Next on the itinerary was the Hackesche Höfe: a series of interconnecting courtyards within a shopping complex. Unfortunately it wasn't quite as interesting as it sounds (and nothing compared to the excellent courtyards of Lyon), and we had no need for food or designer clothing, so we moved on. Briefly scoping out the Alexanderplatz, we found that the central hub was almost completely covered with Christmas market stalls. Alas, most of them were not functional, and we trotted off back to our hotel to take a much needed break.

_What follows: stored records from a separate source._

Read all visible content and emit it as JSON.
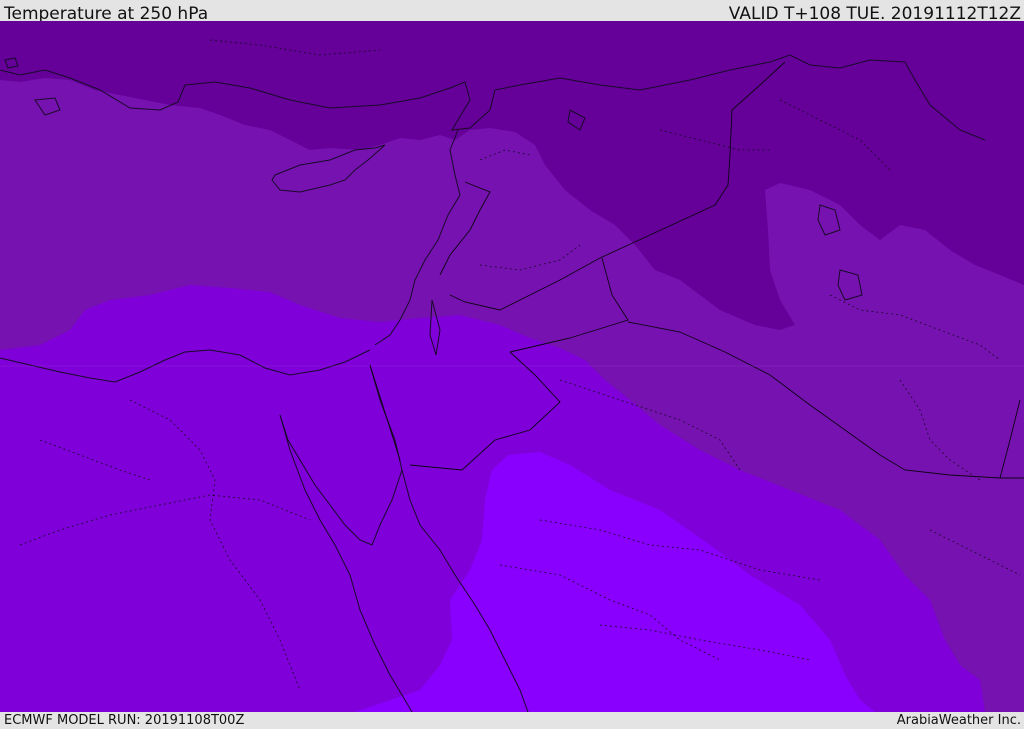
{
  "header": {
    "title": "Temperature at 250 hPa",
    "valid_time": "VALID T+108 TUE. 20191112T12Z"
  },
  "footer": {
    "model_run": "ECMWF MODEL RUN: 20191108T00Z",
    "credit": "ArabiaWeather Inc."
  },
  "map": {
    "field": "temperature",
    "level": "250 hPa",
    "region": "Eastern Mediterranean / Middle East",
    "colors": {
      "band_coldest": "#650099",
      "band_cold": "#7612b0",
      "band_mid": "#7f00d9",
      "band_warm": "#8a00ff",
      "coastline": "#1a0a2a",
      "border": "#0d0414"
    }
  }
}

That evening, Yannick and I went for a stroll around the Schöneberg area, where we dined at the Israeli Restaurant Feinberg's. Crispy falafel, tahini, and tabbouleh! Also, why not throw in a little fermented cabbage á la Allemagne? It wasn't quite sauerkraut, but was very similar, and went very well with the dish. We had intended to walk a bit further into Schöneberg after dinner to see the Rathaus, but we were much too full and staggered back to our beds. The Rathaus is where JFK famously spoke the words "Ich bin ein Berliner". Three days after his assassination, the square on which the Schöneberg Rathaus sits was renamed John-F.-Kennedy-Platz.

We awoke dreadfully early the next morning in order to catch our flight back to London, and this time there were no beer guzzlers on the train.

Today's post was almost called: Spawn of the Ampelmann (the Danke Meme of Berlin)